When it comes to job hunting it can feel a bit like throwing things at a wall or screaming into the void. Most days it’s just you, your social media accounts, and the online equivalent of a recruitment agent.
Late last night I happened to decide it was time to clean out my junk filter. It fills up rather quickly these days; dozens of emails from Russian hooker bots wanting to get up close and personal, advertisements for discount Viagra, and the occasional email from long dead Nigerian Dictator relatives I never knew of. Nestled amongst the flotsam and jetsam of my online mailbox sat a tiny little email that caught my eye.
It caught my eye only because it said “Re: Application… ” on it. A few more details than that but you get my point. When I checked the email it advised me that I had successfully moved to the second stage of interviews for a job I had applied for. I had until close of business Friday, March 3 to submit my ‘online self-assessment.’
Now, while this is fantastic on the job hunting stakes and I finally seem to have broken the ice with at least 1 of the jobs I’ve applied for, I am still taken aback that the organisation sent me an email with a link. If I hadn’t decided late last night to clean out my junk mail folder to relieve my boredom I wouldn’t have even known I was in the second round of the interview process.
With all the talk these days of cutting penalty rates, low working engagement of young people, lack of available opportunities etc, it bothers me immensely that instead of picking up the phone and calling me to let me know, the agency decided the best way to go about this is to send out an email and hope for the best. I have to wonder; would I have been contacted next Monday to find out why I didn’t apply or would I have been dismissed as another ‘dole bludger’ who didn’t want to work.
Those sort of call centre jobs would make an excellent ‘first role,’ for a lot of the young people who are unemployed today. Give them a script and a phone and have them ring the candidates for the first contact interview. I used to have my coordinator ring shortlisted candidates to see if the candidate would move to the next stage of the interview process. It wasn’t me ‘shrugging off,’ work. It was me training my coordinator in skills that made her job easier. It also meant that I got a short list of candidates who matched the skill requirements.
But that aside it’s hard to take people like the Hon. Peter Dutton MP seriously when he stands on Sky News this morning complaining about 457 Visa holders “taking the jobs of young Australians,” by working in fast food organisations. Sure, there are a lot of student visa holders working in places like Hungry Jacks and McDonald’s, particularly in Sydney. The Pitt Street Hungry Jacks doesn’t have a single person working in there whose first language is English. At least, they didn’t 4 months ago when I worked next door to them.
Blaming the migrant workforce for stealing the employment opportunities of Australia’s youth is cheap-seat politics. The sort of “Whoops, One Nation is polling a little too well in my area I’ll show the haters I can be just as ignorant as Red, Senator 77 and the Invisible Senator we never hear from.
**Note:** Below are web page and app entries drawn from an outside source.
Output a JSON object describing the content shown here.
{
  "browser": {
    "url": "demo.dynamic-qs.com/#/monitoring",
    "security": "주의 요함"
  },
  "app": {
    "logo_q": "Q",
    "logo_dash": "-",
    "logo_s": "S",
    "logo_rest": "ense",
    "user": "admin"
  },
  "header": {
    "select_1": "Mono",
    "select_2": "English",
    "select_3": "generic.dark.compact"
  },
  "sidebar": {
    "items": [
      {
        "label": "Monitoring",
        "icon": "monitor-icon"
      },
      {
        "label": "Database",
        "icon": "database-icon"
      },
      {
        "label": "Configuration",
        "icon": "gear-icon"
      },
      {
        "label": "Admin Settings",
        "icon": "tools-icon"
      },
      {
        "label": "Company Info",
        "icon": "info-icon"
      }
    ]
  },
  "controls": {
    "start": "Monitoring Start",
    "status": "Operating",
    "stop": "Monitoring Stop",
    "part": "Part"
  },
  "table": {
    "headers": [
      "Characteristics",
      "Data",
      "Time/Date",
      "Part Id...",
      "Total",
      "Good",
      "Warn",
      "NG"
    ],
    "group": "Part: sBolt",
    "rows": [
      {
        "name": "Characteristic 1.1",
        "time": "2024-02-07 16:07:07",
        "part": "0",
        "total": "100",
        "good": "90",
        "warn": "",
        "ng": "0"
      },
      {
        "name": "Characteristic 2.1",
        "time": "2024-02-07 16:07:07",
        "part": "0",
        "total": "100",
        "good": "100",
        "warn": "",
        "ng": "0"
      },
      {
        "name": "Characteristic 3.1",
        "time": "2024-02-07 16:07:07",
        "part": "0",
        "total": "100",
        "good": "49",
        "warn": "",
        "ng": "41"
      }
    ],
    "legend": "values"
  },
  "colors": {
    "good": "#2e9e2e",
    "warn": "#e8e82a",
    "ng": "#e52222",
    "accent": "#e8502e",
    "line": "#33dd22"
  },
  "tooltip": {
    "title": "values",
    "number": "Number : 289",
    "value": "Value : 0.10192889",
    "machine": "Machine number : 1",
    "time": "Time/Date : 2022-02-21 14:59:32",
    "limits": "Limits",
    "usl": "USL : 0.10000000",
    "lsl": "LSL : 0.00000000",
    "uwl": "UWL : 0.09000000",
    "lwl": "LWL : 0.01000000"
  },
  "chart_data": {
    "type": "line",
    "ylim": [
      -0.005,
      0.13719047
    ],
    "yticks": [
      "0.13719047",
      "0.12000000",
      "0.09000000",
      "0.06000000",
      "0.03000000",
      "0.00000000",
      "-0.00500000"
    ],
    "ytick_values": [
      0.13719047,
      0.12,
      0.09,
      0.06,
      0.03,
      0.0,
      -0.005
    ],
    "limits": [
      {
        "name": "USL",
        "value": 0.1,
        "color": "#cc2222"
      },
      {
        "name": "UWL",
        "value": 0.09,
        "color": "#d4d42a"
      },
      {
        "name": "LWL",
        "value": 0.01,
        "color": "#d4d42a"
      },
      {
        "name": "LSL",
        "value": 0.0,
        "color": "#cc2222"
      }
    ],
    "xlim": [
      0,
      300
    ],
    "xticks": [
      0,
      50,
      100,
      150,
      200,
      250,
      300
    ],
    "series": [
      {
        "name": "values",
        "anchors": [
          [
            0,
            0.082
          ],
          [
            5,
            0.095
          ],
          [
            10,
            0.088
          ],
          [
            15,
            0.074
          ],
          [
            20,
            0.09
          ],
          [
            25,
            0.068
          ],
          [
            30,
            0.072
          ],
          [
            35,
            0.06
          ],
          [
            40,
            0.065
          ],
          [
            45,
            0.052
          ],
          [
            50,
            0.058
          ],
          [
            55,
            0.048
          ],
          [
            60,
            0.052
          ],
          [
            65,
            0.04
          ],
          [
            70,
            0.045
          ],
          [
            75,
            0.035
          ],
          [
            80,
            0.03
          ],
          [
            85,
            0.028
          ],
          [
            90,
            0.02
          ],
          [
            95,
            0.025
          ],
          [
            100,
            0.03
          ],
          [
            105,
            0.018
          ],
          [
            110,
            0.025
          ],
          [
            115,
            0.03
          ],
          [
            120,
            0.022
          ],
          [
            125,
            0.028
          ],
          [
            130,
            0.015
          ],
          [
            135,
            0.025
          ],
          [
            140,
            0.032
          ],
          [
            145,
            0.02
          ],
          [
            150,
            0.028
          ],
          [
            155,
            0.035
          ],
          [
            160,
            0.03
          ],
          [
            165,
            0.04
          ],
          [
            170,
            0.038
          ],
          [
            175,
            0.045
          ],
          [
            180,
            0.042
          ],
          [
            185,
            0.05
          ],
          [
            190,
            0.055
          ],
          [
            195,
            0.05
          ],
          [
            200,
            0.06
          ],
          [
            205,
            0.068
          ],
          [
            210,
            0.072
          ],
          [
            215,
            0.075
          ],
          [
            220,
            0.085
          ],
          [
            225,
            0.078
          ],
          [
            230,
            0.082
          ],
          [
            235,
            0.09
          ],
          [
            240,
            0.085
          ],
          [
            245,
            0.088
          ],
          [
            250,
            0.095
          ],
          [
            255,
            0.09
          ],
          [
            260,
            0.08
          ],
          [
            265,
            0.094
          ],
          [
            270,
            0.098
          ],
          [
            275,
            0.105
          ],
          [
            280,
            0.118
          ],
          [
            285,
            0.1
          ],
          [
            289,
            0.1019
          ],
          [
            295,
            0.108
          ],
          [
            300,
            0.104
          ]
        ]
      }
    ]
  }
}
Here, hold my latte, I’m going in.”
Instead of job search agencies actually doing something to hire young staff, or train them in skills they can take elsewhere, we have automated, keyword generated responses to people applying for jobs.
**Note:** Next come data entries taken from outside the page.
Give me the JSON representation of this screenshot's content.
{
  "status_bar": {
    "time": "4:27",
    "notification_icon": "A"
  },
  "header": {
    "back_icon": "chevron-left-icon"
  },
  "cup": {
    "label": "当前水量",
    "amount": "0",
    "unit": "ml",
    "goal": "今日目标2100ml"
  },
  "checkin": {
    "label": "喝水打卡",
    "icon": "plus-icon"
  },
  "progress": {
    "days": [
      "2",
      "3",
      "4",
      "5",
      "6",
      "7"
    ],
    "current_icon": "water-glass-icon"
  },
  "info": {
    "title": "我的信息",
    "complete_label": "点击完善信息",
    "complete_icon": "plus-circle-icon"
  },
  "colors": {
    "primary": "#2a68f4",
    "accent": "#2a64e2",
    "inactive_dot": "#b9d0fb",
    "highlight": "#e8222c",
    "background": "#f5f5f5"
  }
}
At my age opportunities are few and far between. Most of the jobs require no actual experience. I got an email the other day thanking me for my application but the company went with other candidates that better matched the client’s requirements. It was for a position of a conference producer. A role I have successfully undertaken for a decade. It’s honestly hard to imagine that the ‘client’ saw my experience and said “oh not enough, do you have any candidates with 20 years experience instead?’
This opportunity could easily have been missed. I mean, in all honesty, it may not amount to anything. I may never hear from this company again but I might. You have to be in it to win it and with that email going to a folder I usually only check on a Sunday night, I wouldn’t have been.
I miss the days when there was a personal touch. It was something I noticed with my younger staff members. Trying to get them to ring a client or a hotel or a speaker was a bit of a nightmare. Whenever I’d ask “have you spoken to this person,” they’d usually say “yes.” Further clarification, however, would show they person had been emailed. I know as business people we are busy but hell, pick up a phone.
The personal touch is an opportunity that the Job Search providers earning hundred’s of millions of dollars of taxpayer funding from the Government should be examining. Bringing in staff – young or members of the aging workforce – to do simple, scripted 1st contact interviews with job candidates would give people who can’t find a job much more confidence and self-worth. Yes, it’s busy work, but frankly, I’d rather these Job Search providers do what they can to train and provide employment opportunities for young people in their areas.
By hiring people to undertake first contact interviews with candidates the Job Search providers being paid millions could help to train and empower the younger generation who is at risk of being left behind as traditional work dries up and new augmented workforces are born.